However, human rights abuses increased during the 80s, when the Reagan administration launched a major offensive against leftist movements in Central America in the context of the Cold War and the regional setbacks suffered by Washington with the victory of the Sandinistas in Nicaragua and the signing of the Torrijos-Carter Treaty transferring control of the Canal Zone to Panama (1979).

Under the direction of U.S. Ambassador to Honduras John D. Negroponte and Assistant Secretary of State for Human Rights and Humanitarian Affairs Elliot Abrams—now Special Representative for Venezuela—, Honduras was transformed in a general headquarters for subversion and counterinsurgency efforts.

For Guatemala, this meant the genocide of the Maya-Ixil population (more than 150,000 civilians killed) by the dictatorships of Romeo Lucas García and Efraín Ríos Montt, who used special forces trained in the U.S. Army-run School of the Americas.

Alarmed by the influx of 250,000 refugees to its southern border and the regional instability, Mexico promoted political reforms and peace negotiations with Venezuela, Colombia, and Panama through the Contadora Group, reducing the risk of a U.S. direct military intervention in Nicaragua and El Salvador.

The Salvadoran civil war, nevertheless, claimed the lives of more than 75,000 people.

In the tiny and overpopulated country, the history of U.S. intervention dates back to the 1930s when Washington and Great Britain, owning the majority of its export-oriented coffee plantations and railways, supported dictator Maximiliano Hernández Martínez to quell a Communist rebellion, killing 40,000 peasants.

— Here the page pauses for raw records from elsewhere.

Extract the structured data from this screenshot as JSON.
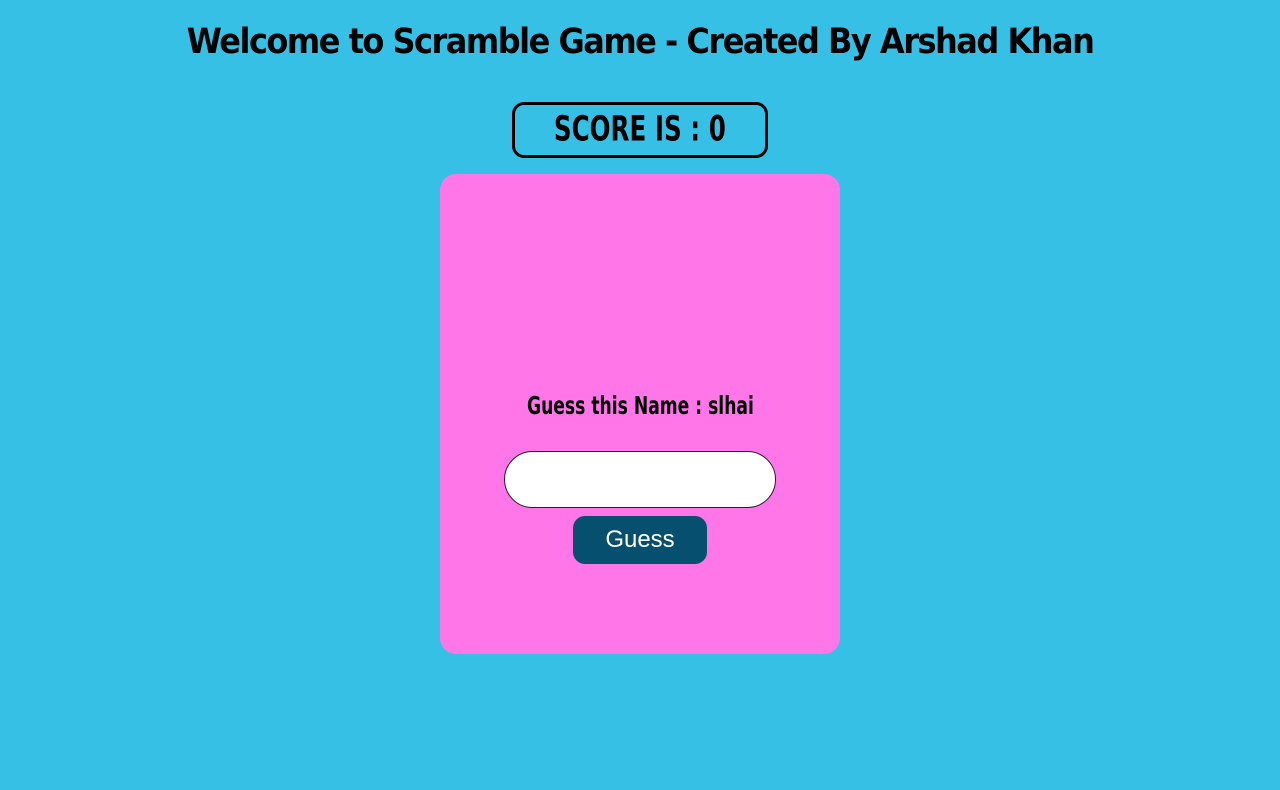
{
  "header": {
    "title": "Welcome to Scramble Game - Created By Arshad Khan"
  },
  "score": {
    "label": "SCORE IS : 0"
  },
  "game": {
    "question": "Guess this Name : slhai",
    "input_value": "",
    "input_placeholder": "",
    "guess_label": "Guess"
  },
  "colors": {
    "background": "#36c0e5",
    "card": "#ff76e9",
    "button": "#064f6e"
  }
}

The last coup backed by the U.S. in the Northern Triangle took place in 2009.

President Manuel Zelaya, who established progressive policies such as raising the minimum wage, was exiled by the military after he announced plans to hold a referendum on the replacement of the 1982 Constitution approved by Abrams.

The U.S., under Hillary Clinton’s Department of State, refused to join international calls—supported by Mexico—for the “immediate and unconditional return” of Zelaya to power.

In recent years, the political and social instability that generates poverty and migration cannot be disassociated from the creation of the Dominican Republic-Central American Free Trade Agreement (CAFTA-DR) between Costa Rica, El Salvador, Guatemala, Honduras, Nicaragua, and the former Caribbean nation.

Despite the opposition from unions and local farmers who feared being outcompeted by large-scale U.S. producers, Honduras was the second country to enter CAFTA-DR in 2005, transforming from a net agricultural exporter to a net importer, leading to loss of jobs and increased rural migration.

Under the tariff reduction model of the agreement, all U.S. industrial and commercial goods enter El Salvador duty-free, creating impossible conditions for the domestic industry to compete.

As of 2016, the country had a negative trade balance of USD $4.18 billion, yet the Trump administration, concentrated in the United States electoral campaign next year, has taken steps to cut off an estimated USD $700 million in aid to El Salvador, Honduras, and Guatemala.

Editing by Sofía Danis
More by Gabriel Moyssen